High availability considerations are also a concern for operations and serviceability applications that provide services such as voice and video quality monitoring or application and operations fault monitoring. Interrupted network connectivity or server or application failures will typically result in a reduced ability to monitor and/or alert, and in some cases will cause complete loss of such functionality. For voice and video quality monitoring, this can mean that quality measurements for some call flows or devices will be unavailable. For operations and fault monitoring services, high availability considerations include the potential for loss of operational change tracking data or fault alerts and indications.
Network, call routing, and call control infrastructures as well as Unified Communications and Collaboration applications and services must be designed and deployed with an understanding of the capacity and scalability of the individual components and the overall system. Similarly, deployment of operations and serviceability components and services must also be designed with attention to capacity and scalability considerations. When deploying various operations and serviceability applications and components, not only is it important to consider the scalability of these applications themselves, but you must also consider the scalability of the underlying infrastructures. Certainly the network infrastructure must have available bandwidth and be capable of handling the additional traffic load that those operations will create. Likewise, the call routing and control infrastructure must be capable of handling required inputs and outputs as facilitated by the various operations and serviceability components in use. For example, with operational applications and services such as voice quality monitoring and alerting and operations and fault monitoring, there are capacity implications for each of these individual applications or services in terms of the number of devices and call flows that can be monitored at a given time, but just as important is the scalability of the underlying infrastructure and monitored applications to handle the added network traffic and connections required for monitoring and alerting. While the monitoring and alerting application or service itself may be able to support the monitoring of many network devices and call flows, the underlying network or devices might not have available capacity to handle the probing connections or the alarm messaging load generated by the monitoring and alerting services.

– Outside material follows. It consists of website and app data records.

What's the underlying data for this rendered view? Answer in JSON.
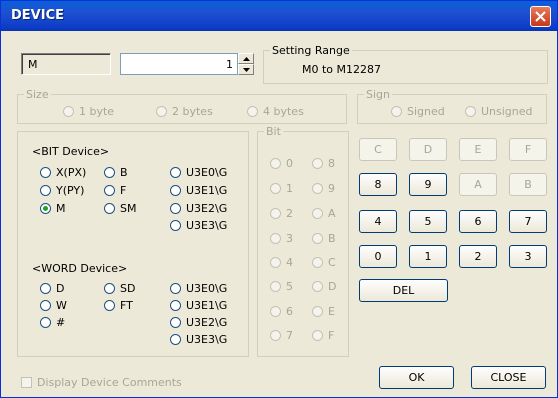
{
  "window": {
    "title": "DEVICE"
  },
  "device": {
    "name": "M",
    "number": "1"
  },
  "setting_range": {
    "label": "Setting Range",
    "value": "M0 to M12287"
  },
  "size": {
    "label": "Size",
    "options": [
      "1 byte",
      "2 bytes",
      "4 bytes"
    ]
  },
  "sign": {
    "label": "Sign",
    "options": [
      "Signed",
      "Unsigned"
    ]
  },
  "bit_device": {
    "header": "<BIT Device>",
    "options": [
      "X(PX)",
      "B",
      "U3E0\\G",
      "Y(PY)",
      "F",
      "U3E1\\G",
      "M",
      "SM",
      "U3E2\\G",
      "U3E3\\G"
    ],
    "selected": "M"
  },
  "word_device": {
    "header": "<WORD Device>",
    "options": [
      "D",
      "SD",
      "U3E0\\G",
      "W",
      "FT",
      "U3E1\\G",
      "#",
      "U3E2\\G",
      "U3E3\\G"
    ]
  },
  "bit": {
    "label": "Bit",
    "options": [
      "0",
      "8",
      "1",
      "9",
      "2",
      "A",
      "3",
      "B",
      "4",
      "C",
      "5",
      "D",
      "6",
      "E",
      "7",
      "F"
    ]
  },
  "keypad": {
    "keys": [
      "C",
      "D",
      "E",
      "F",
      "8",
      "9",
      "A",
      "B",
      "4",
      "5",
      "6",
      "7",
      "0",
      "1",
      "2",
      "3"
    ],
    "del": "DEL"
  },
  "comments": {
    "label": "Display Device Comments"
  },
  "buttons": {
    "ok": "OK",
    "close": "CLOSE"
  }
}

For operation applications or services that provide user or device provisioning capabilities, capacity planning considerations include things such as ensuring that the provisioning application can handle the requested load and also that user or device provisioning operations not only do not exceed the number of support devices or users for a particular underlying Unified Communications application or service, but also that provisioning or configuration change transactions do not exceed either the capacity of the underlying network or the rate at which a particular application can handle transactions. In most cases additional capacity can be added by increasing the number of operational provisioning application servers or by increasing the size or number of underlying Unified Communications and Collaboration applications or service instances, assuming the underlying network and call routing and control infrastructures are capable of handling this additional load.
For a complete discussion of system sizing, capacity planning, and deployment considerations related to sizing, refer to the chapter on Collaboration Solution Sizing Guidance.